The analysis factors the relationship of rents, home prices and wages for the rent/buy option (full methodology is at the bottom of this report). And that creates what looks like some contradictions. For instance, the three-bedroom rent in Washington and Carter counties is $928, but it’s cheaper to buy in Carter because the average cost to buy is less than it is in Washington when you crunch all the numbers.
The average rent in Sullivan and Hawkins is $958. Home prices are increasing faster than wages in Sullivan while wages have the upper hand on increases in Hawkins counties.
Nationwide renting is clearly becoming more the more attractive option in the volatile housing market said Jennifer von Pohlmann, content director for Attom. When you factor in the number of apartments coming online in the Tri-Cities the description of a volatile more competitive housing market takes on a local look.
According to Attom’s analysis, average fair market rents rose faster than average weekly wages in 52% of the 755 counties analyzed while average wages rose faster than rents in 48% of the counties. Home prices were rising faster than wages in 80% of counties while home prices were rising faster than rents in 70% of the markets.
Average wage earners in both Washington and Sullivan counties have the buying power to get a median-priced home, according to Attom’s Home Price Index released late last year. They were among the five of 13 state counties with that affordability status.
The most current Census data shows 30% of the occupied households in Sullivan were rentals while 36% were rentals in Washington County. That is steadily increasing for several reasons. That’s a concern because almost half of the local renters pay between more than the 30% that’s recommended for housing cost. Some pay more than 50%. One concern is the more people spend on rent the less disposable income they have for other purchases.
As cited by Attom’s report home prices and rents are increasing, and there are more apartments, condo and apartment rentals coming onto the market as investors position themselves to cash in on the rental trends. At the same time, new home construction has slowed and the average price to get into one of them is above the $200,000 range.

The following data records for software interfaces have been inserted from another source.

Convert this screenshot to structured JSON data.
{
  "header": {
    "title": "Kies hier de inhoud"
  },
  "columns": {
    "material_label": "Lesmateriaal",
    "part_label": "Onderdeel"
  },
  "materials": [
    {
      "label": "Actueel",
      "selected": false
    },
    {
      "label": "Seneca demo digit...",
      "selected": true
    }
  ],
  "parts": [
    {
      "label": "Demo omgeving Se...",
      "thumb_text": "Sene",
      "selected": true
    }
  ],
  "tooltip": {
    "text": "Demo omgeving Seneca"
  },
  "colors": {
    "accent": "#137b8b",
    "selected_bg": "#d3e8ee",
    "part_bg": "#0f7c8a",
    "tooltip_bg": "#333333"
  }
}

Although rents vary widely the Department of Housing and Urban Development’s 2019 fair market rents offer an idea of the changing dynamics. Since the fair market rents are used to determine payment standard amounts for HUD’s housing voucher program, in many instances they are lower than the market rates for an apartment, condo, and single-family rentals.
Here’s how the current fair market rents look in the region two largest counties and the rate increase from last year:
- 1 bedroom, $534, up 4.25%.
- 2 bedroom, $689, up 3%.
- 3 bedroom $863, up 2.4%.
- 4 bedroom $980, up 0.4%.
- 1 bedroom $529, up 3%.
- 2 bedroom $700, up 2.3%.
- 3 bedroom $924, up 2.3%.
- 4 bedroom $1,015 up 3.4%.
For the Rental Affordability Report, Attom looked at 50th percentile average rental data for three-bedroom properties in 2018 from the U.S. Department of Housing and Urban Development, along with Q2 2018 average weekly wage data from the Bureau of Labor Statistics (most recent available) and January-November (YTD) 2018 home price data from ATTOM Data Solutions publicly recorded sales deed data in 755 counties nationwide.
Rental affordability is average fair market rent for a three-bedroom property as a percentage of the average monthly wage (based on average weekly wages). Home buying affordability is the monthly house payment for a median-priced home (based on a 3 percent down payment and including mortgage, property tax, homeowner’s insurance, and private mortgage insurance) as a percentage of the average monthly wage.